For the next six hours we are transported into untouched wilderness. Giant rocks loom out of the water, evoking fallen monuments, or the remains of ancient civilizations. Birds cry unseen from trees that line the river like a wall of green. Turning one bend, we are surprised by a high waterfall tumbling down the right bank, its lacy fingers running down to the river. Everywhere around us, the voice of the river, wild and tumultuous, follows us on our journey.

Periodically, the peace is broken by runs of rapids. These moments are exciting, tense. “Get down,” Brandon says, and we slide to the bottom of the raft. This minimizes the chances of flipping. If we fall out, we know to keep our feet from dangling down as we swim. The chance of getting a foot entrapped in a rock and being submerged by the current is real.

As we approach Bull Sluice, Brandon steers our raft to shore and confers with other guides gathered there with their groups.

“We won’t be taking Bull Sluice today, “ he announces. “It’s too wild. But we can watch a more advanced group take it.”

I am both relieved and strangely disappointed.

We climb out of the raft and scramble to the highest rock to watch the more experienced rafters take Bull Sluice. The river explodes in white spray, crashing into a narrow gap between large rocks, thrusting the boat like a toy into the churning waters below.

The rainclouds open up. We are soaked and exhilarated, filled with wonder at Chattooga’s power and the beauty of this wild rainforest.  And watching the explosion that is Bull Sluice, we agree that we are already feeling the loss of this wild and beautiful place –

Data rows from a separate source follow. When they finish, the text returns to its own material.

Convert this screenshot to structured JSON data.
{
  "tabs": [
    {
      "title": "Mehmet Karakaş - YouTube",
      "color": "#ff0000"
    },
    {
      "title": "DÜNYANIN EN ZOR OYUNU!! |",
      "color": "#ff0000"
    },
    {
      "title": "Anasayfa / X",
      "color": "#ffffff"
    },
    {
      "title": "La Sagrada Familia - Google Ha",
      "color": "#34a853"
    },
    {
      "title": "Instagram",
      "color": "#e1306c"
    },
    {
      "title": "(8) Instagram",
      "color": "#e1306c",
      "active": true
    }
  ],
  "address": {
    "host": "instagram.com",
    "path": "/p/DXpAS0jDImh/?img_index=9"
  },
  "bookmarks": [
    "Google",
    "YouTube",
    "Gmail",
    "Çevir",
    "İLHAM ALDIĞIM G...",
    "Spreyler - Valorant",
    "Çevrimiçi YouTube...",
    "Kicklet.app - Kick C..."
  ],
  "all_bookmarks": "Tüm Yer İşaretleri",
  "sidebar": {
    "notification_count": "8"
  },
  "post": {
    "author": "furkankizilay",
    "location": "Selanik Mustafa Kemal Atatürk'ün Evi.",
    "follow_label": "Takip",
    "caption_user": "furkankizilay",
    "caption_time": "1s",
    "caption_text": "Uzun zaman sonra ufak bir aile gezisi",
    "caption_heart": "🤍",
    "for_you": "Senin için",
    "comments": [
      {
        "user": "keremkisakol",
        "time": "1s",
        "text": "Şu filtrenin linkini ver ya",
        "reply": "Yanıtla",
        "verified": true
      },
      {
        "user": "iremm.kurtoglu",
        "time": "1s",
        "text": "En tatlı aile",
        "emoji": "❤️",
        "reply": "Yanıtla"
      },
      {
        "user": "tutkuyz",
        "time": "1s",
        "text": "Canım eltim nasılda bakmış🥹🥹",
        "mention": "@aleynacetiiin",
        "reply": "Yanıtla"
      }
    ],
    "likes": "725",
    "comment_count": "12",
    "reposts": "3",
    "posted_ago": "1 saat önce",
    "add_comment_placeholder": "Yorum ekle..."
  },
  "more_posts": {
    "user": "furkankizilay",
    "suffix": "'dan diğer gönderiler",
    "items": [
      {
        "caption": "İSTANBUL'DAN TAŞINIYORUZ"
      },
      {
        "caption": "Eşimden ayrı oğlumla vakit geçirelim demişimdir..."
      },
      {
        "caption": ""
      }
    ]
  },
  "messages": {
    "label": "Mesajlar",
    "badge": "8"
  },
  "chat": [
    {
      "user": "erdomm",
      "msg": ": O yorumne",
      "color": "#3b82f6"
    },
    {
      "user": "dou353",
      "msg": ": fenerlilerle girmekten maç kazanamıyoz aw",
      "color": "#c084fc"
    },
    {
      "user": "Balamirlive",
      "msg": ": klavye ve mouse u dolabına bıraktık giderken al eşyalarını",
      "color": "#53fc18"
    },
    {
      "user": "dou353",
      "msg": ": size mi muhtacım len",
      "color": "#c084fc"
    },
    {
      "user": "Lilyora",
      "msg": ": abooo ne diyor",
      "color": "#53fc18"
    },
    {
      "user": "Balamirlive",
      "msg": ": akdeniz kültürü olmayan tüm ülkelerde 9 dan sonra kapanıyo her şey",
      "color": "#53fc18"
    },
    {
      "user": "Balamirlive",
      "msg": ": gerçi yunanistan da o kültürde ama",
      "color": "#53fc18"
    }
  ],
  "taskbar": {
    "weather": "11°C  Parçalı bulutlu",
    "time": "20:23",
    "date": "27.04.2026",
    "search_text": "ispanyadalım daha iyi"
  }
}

And we vow to come back, to meet Bull Sluice another day.

 

Resources:

Rafting the Chattooga – WildwaterRafting.com

Full list of 35 Georgia Natural Wonders